Home > Opinion > Columns

print dictionary print

[OUTLOOK]Real reforms to strengthen us

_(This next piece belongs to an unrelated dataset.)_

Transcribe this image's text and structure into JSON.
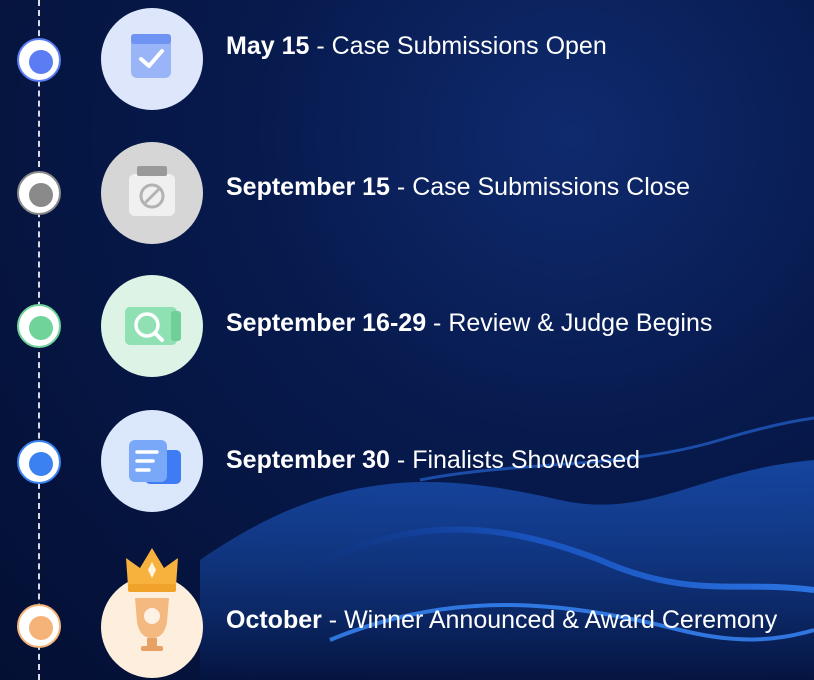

A productive debate is going on at last between the government party and the opposition over the direction our economic policies should take. The government party wants to increase fiscal spending to boost the economy and the opposition wants tax cuts to encourage private spending. Although it is coming a little too late, it is welcome that the political community is finally working toward a solution to revive the economy. But the measures that Korea’s politicians are discussing for an economy recovery are not the fundamental ones that the symptoms of our economic slump need.
The problems with our economy require us to go deeper than merely managing aggregate demand by coordinating the quarterly growth rate and adjusting the fiscal spending and tax revenues.
Right now, the biggest problem with the Korean economy is that our growth potential has steadily been declining. What the Korean economy needs is a reinforcing of the quality of the economy itself and an expansion of our supply capacity. If our supply capacity decreases, there will be a limit to how far our employment and income will increase despite a boost in aggregate demand.
Supply capacity increases with the expansion of production facilities and advances in technology. Investments in facilities and technology should come first. Yet in the Korean economy, investment in technology and facilities has been stuck at the same level for years. That is why there is a problem now in the supply capacity of the Korean economy.
Productivity must rise, and all economic actors must work hard and not waste resources.
But the unemployment rate shows no signs of decreasing and existing jobs are even being exported continuously. The rapid aging of our society and the increase in the number of retirees, together with the 40-hour workweek, is putting a strain on the supply capacity of our economy. If jobs and people to fill these jobs are decreasing and even those with jobs are not willing to work long hours, then obviously the supply capacity of the economy will be weakened.
To eliminate waste, we need to distribute land, labor and capital efficiently. The market, not bureaucrats, has to take on this function. The job of the bureaucrats is to revise the systems and regulations so that the production factors market will run smoothly and efficiently according to market principles.
The Korean labor market today is seeing both a shortage of jobs and of labor. There is plenty of land available in the land market, but businesses are moving abroad to build factories. There is plenty of money piled in the money market, but there are firms with enough money that don’t invest, alongside of businesses with crucial technologies that go bankrupt because of a lack of funds. In short, the production factor market in Korea is a monster of waste, inefficiency and inflexibility. The economy cannot even use the production factors it already has, and the productivity and competitiveness of our economy are both falling.
Therefore, in order to strengthen the constitution of our economy and to increase our productivity, the government needs to implement drastic reforms of regulations in the factor markets and create an atmosphere where businesses can invest in technology and facilities.
The government must restrain itself from pursuing idealistic reforms that have nothing to do with the issue of earning our livelihoods and reforms that would aggravate political strife. Why are businesses not investing these days? It is precisely because there are people in the governing party and the administration who actually believe that businesses are not investing just to spite the government.
I worry that the constructive debate will be spoiled by ideological attacks from the governing party who call themselves “reformers.” The real reform should be to increase our national power so that we can all live better, and so that neighboring countries won’t look down on us and try to steal our history from us. On the other hand, it would be rather a relief if the so-called reformists within the government party are finally pressed to present their vision for our country’s future through this debate.

* The writer is a professor of business management at Hongik University. Translation by the JoongAng Daily staff.

by Kim Jong-seok
Log in to Twitter or Facebook account to connect
with the Korea JoongAng Daily
help-image Social comment?
lock icon

To write comments, please log in to one of the accounts.

Standards Board Policy (0/250자)